» WHAT YOU NEED TO DO
Restate the listing below word for word, pictures excluded.

» DATA SHOWN
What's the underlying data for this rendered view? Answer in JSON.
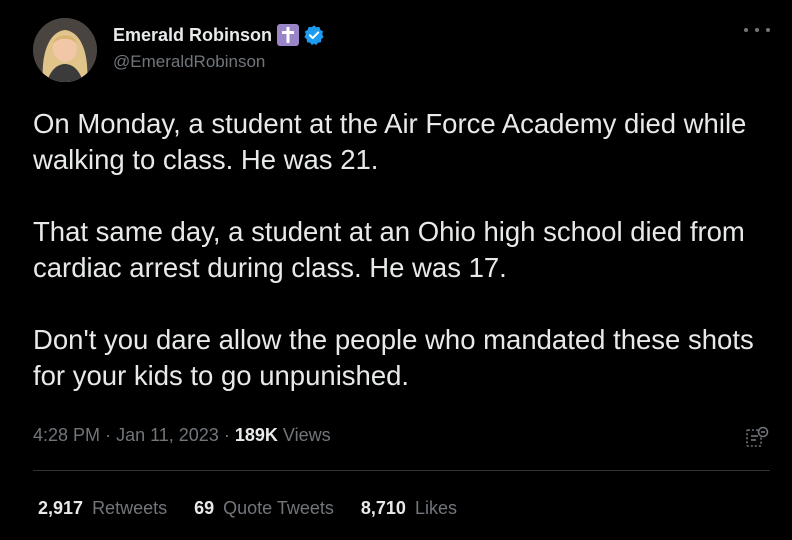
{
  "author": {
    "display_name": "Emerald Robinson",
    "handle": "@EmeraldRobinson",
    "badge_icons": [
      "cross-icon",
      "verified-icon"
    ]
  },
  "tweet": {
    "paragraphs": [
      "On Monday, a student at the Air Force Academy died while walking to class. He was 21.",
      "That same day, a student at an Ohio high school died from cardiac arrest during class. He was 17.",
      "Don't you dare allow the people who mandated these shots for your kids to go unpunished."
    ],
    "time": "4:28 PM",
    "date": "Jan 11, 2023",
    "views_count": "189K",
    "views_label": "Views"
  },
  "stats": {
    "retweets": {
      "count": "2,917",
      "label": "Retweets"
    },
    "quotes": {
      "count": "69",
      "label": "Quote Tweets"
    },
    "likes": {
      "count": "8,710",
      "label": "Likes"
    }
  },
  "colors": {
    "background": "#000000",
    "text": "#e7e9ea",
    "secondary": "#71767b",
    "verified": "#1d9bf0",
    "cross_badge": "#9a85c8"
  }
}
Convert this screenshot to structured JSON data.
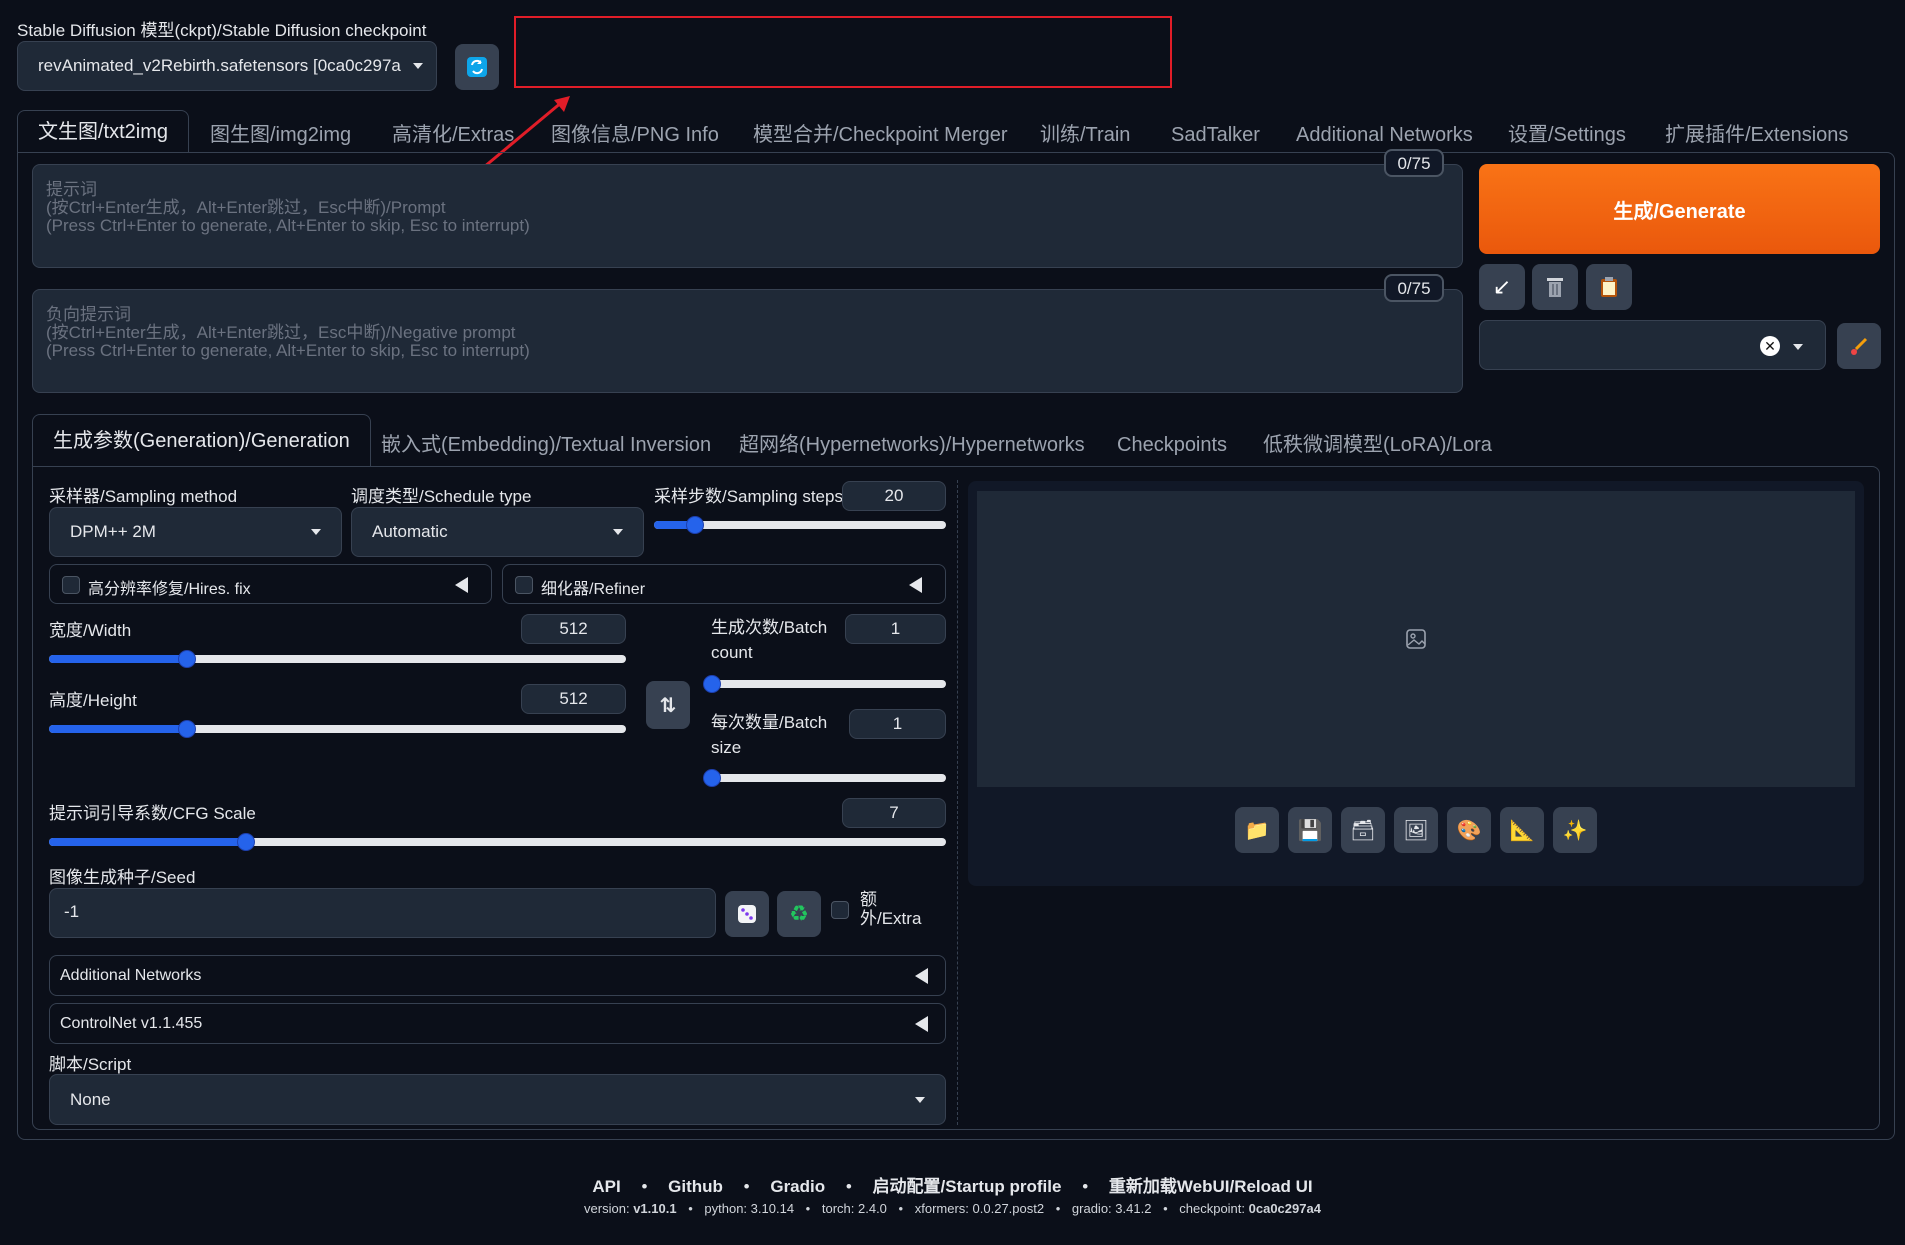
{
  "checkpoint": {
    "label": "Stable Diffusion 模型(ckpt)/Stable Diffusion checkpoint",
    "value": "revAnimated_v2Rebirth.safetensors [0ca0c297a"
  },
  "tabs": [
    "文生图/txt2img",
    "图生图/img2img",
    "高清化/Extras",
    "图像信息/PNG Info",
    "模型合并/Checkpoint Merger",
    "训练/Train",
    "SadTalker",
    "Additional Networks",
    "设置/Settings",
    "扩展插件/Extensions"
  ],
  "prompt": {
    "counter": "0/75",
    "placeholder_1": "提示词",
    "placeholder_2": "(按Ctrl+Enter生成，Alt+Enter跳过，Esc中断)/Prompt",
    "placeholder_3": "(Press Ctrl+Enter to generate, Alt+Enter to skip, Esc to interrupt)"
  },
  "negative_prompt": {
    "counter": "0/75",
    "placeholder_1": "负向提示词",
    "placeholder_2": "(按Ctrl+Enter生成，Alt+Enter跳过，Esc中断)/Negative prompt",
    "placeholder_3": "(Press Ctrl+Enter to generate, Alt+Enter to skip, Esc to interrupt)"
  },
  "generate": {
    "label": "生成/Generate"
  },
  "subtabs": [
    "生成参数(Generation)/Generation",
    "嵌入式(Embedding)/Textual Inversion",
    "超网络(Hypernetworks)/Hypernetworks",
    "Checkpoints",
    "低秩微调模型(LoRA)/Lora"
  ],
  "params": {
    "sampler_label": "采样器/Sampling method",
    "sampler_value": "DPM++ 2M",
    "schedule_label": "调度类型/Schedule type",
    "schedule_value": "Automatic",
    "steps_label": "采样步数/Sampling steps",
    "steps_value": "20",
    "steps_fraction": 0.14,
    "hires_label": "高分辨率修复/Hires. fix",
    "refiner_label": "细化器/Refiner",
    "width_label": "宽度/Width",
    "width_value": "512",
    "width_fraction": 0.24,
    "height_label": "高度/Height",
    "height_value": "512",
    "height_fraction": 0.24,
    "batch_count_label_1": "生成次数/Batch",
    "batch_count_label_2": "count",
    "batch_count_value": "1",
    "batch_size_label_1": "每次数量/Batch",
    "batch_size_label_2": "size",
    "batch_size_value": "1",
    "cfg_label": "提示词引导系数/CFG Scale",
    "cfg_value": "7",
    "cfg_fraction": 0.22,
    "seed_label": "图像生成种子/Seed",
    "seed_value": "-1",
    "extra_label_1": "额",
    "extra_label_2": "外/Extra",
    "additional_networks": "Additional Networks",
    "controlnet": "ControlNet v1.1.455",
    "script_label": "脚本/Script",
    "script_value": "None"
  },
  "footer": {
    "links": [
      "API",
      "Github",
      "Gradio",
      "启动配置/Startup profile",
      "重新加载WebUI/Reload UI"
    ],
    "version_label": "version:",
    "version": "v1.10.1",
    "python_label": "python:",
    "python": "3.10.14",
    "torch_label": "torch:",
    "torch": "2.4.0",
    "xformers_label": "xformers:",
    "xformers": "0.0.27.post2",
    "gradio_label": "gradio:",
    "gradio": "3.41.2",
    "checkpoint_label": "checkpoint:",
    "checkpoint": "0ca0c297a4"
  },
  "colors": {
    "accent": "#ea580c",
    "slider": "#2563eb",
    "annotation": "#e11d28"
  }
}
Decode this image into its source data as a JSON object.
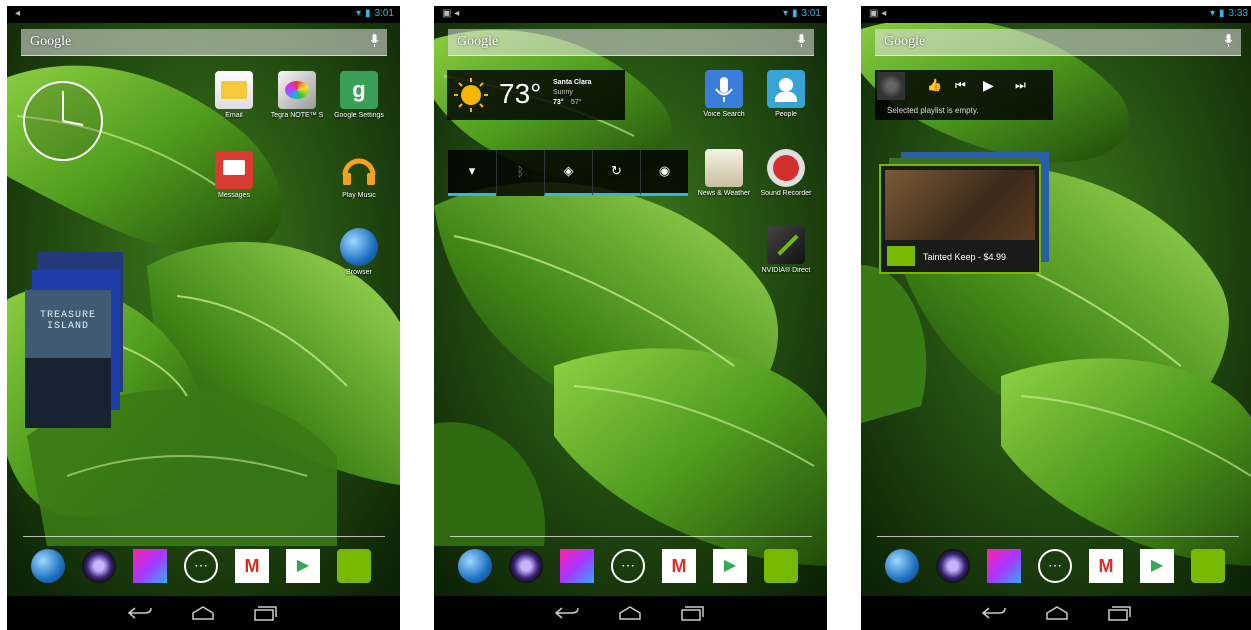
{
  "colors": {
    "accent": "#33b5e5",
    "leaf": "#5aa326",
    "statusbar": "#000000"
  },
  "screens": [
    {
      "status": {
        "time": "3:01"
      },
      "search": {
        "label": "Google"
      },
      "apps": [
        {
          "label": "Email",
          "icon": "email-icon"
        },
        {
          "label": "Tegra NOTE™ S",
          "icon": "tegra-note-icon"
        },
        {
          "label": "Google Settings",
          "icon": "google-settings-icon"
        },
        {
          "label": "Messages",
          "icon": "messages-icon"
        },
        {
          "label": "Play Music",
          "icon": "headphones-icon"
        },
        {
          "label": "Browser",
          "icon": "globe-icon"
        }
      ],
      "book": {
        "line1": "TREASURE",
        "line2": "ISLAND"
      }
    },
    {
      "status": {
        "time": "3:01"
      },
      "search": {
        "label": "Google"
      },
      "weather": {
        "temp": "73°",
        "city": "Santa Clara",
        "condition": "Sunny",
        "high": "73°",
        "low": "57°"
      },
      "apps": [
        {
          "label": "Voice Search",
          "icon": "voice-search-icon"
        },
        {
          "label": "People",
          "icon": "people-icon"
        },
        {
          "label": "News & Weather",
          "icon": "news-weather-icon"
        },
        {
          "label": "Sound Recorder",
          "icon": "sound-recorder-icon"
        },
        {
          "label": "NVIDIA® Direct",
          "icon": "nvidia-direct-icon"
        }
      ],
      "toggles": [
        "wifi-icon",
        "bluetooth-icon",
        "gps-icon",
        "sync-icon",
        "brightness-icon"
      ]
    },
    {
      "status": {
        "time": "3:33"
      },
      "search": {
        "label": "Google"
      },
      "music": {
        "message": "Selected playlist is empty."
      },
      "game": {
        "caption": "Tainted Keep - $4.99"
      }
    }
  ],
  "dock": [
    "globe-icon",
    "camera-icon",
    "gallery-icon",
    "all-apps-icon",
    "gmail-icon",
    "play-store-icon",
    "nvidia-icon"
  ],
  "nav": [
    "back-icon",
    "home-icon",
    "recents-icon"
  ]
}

» RESPONSE AREA
What's the underlying data for this rendered view? Answer in JSON.
{
  "author": {
    "display_name": "Emerald Robinson",
    "handle": "@EmeraldRobinson",
    "badge_icons": [
      "cross-icon",
      "verified-icon"
    ]
  },
  "tweet": {
    "paragraphs": [
      "On Monday, a student at the Air Force Academy died while walking to class. He was 21.",
      "That same day, a student at an Ohio high school died from cardiac arrest during class. He was 17.",
      "Don't you dare allow the people who mandated these shots for your kids to go unpunished."
    ],
    "time": "4:28 PM",
    "date": "Jan 11, 2023",
    "views_count": "189K",
    "views_label": "Views"
  },
  "stats": {
    "retweets": {
      "count": "2,917",
      "label": "Retweets"
    },
    "quotes": {
      "count": "69",
      "label": "Quote Tweets"
    },
    "likes": {
      "count": "8,710",
      "label": "Likes"
    }
  },
  "colors": {
    "background": "#000000",
    "text": "#e7e9ea",
    "secondary": "#71767b",
    "verified": "#1d9bf0",
    "cross_badge": "#9a85c8"
  }
}
Convert this screenshot to structured JSON data.
{
  "checkpoint": {
    "label": "Stable Diffusion 模型(ckpt)/Stable Diffusion checkpoint",
    "value": "revAnimated_v2Rebirth.safetensors [0ca0c297a"
  },
  "tabs": [
    "文生图/txt2img",
    "图生图/img2img",
    "高清化/Extras",
    "图像信息/PNG Info",
    "模型合并/Checkpoint Merger",
    "训练/Train",
    "SadTalker",
    "Additional Networks",
    "设置/Settings",
    "扩展插件/Extensions"
  ],
  "prompt": {
    "counter": "0/75",
    "placeholder_1": "提示词",
    "placeholder_2": "(按Ctrl+Enter生成，Alt+Enter跳过，Esc中断)/Prompt",
    "placeholder_3": "(Press Ctrl+Enter to generate, Alt+Enter to skip, Esc to interrupt)"
  },
  "negative_prompt": {
    "counter": "0/75",
    "placeholder_1": "负向提示词",
    "placeholder_2": "(按Ctrl+Enter生成，Alt+Enter跳过，Esc中断)/Negative prompt",
    "placeholder_3": "(Press Ctrl+Enter to generate, Alt+Enter to skip, Esc to interrupt)"
  },
  "generate": {
    "label": "生成/Generate"
  },
  "subtabs": [
    "生成参数(Generation)/Generation",
    "嵌入式(Embedding)/Textual Inversion",
    "超网络(Hypernetworks)/Hypernetworks",
    "Checkpoints",
    "低秩微调模型(LoRA)/Lora"
  ],
  "params": {
    "sampler_label": "采样器/Sampling method",
    "sampler_value": "DPM++ 2M",
    "schedule_label": "调度类型/Schedule type",
    "schedule_value": "Automatic",
    "steps_label": "采样步数/Sampling steps",
    "steps_value": "20",
    "steps_fraction": 0.14,
    "hires_label": "高分辨率修复/Hires. fix",
    "refiner_label": "细化器/Refiner",
    "width_label": "宽度/Width",
    "width_value": "512",
    "width_fraction": 0.24,
    "height_label": "高度/Height",
    "height_value": "512",
    "height_fraction": 0.24,
    "batch_count_label_1": "生成次数/Batch",
    "batch_count_label_2": "count",
    "batch_count_value": "1",
    "batch_size_label_1": "每次数量/Batch",
    "batch_size_label_2": "size",
    "batch_size_value": "1",
    "cfg_label": "提示词引导系数/CFG Scale",
    "cfg_value": "7",
    "cfg_fraction": 0.22,
    "seed_label": "图像生成种子/Seed",
    "seed_value": "-1",
    "extra_label_1": "额",
    "extra_label_2": "外/Extra",
    "additional_networks": "Additional Networks",
    "controlnet": "ControlNet v1.1.455",
    "script_label": "脚本/Script",
    "script_value": "None"
  },
  "footer": {
    "links": [
      "API",
      "Github",
      "Gradio",
      "启动配置/Startup profile",
      "重新加载WebUI/Reload UI"
    ],
    "version_label": "version:",
    "version": "v1.10.1",
    "python_label": "python:",
    "python": "3.10.14",
    "torch_label": "torch:",
    "torch": "2.4.0",
    "xformers_label": "xformers:",
    "xformers": "0.0.27.post2",
    "gradio_label": "gradio:",
    "gradio": "3.41.2",
    "checkpoint_label": "checkpoint:",
    "checkpoint": "0ca0c297a4"
  },
  "colors": {
    "accent": "#ea580c",
    "slider": "#2563eb",
    "annotation": "#e11d28"
  }
}
Decode this image into its source data as a JSON object.
{
  "colors": {
    "accent": "#33b5e5",
    "leaf": "#5aa326",
    "statusbar": "#000000"
  },
  "screens": [
    {
      "status": {
        "time": "3:01"
      },
      "search": {
        "label": "Google"
      },
      "apps": [
        {
          "label": "Email",
          "icon": "email-icon"
        },
        {
          "label": "Tegra NOTE™ S",
          "icon": "tegra-note-icon"
        },
        {
          "label": "Google Settings",
          "icon": "google-settings-icon"
        },
        {
          "label": "Messages",
          "icon": "messages-icon"
        },
        {
          "label": "Play Music",
          "icon": "headphones-icon"
        },
        {
          "label": "Browser",
          "icon": "globe-icon"
        }
      ],
      "book": {
        "line1": "TREASURE",
        "line2": "ISLAND"
      }
    },
    {
      "status": {
        "time": "3:01"
      },
      "search": {
        "label": "Google"
      },
      "weather": {
        "temp": "73°",
        "city": "Santa Clara",
        "condition": "Sunny",
        "high": "73°",
        "low": "57°"
      },
      "apps": [
        {
          "label": "Voice Search",
          "icon": "voice-search-icon"
        },
        {
          "label": "People",
          "icon": "people-icon"
        },
        {
          "label": "News & Weather",
          "icon": "news-weather-icon"
        },
        {
          "label": "Sound Recorder",
          "icon": "sound-recorder-icon"
        },
        {
          "label": "NVIDIA® Direct",
          "icon": "nvidia-direct-icon"
        }
      ],
      "toggles": [
        "wifi-icon",
        "bluetooth-icon",
        "gps-icon",
        "sync-icon",
        "brightness-icon"
      ]
    },
    {
      "status": {
        "time": "3:33"
      },
      "search": {
        "label": "Google"
      },
      "music": {
        "message": "Selected playlist is empty."
      },
      "game": {
        "caption": "Tainted Keep - $4.99"
      }
    }
  ],
  "dock": [
    "globe-icon",
    "camera-icon",
    "gallery-icon",
    "all-apps-icon",
    "gmail-icon",
    "play-store-icon",
    "nvidia-icon"
  ],
  "nav": [
    "back-icon",
    "home-icon",
    "recents-icon"
  ]
}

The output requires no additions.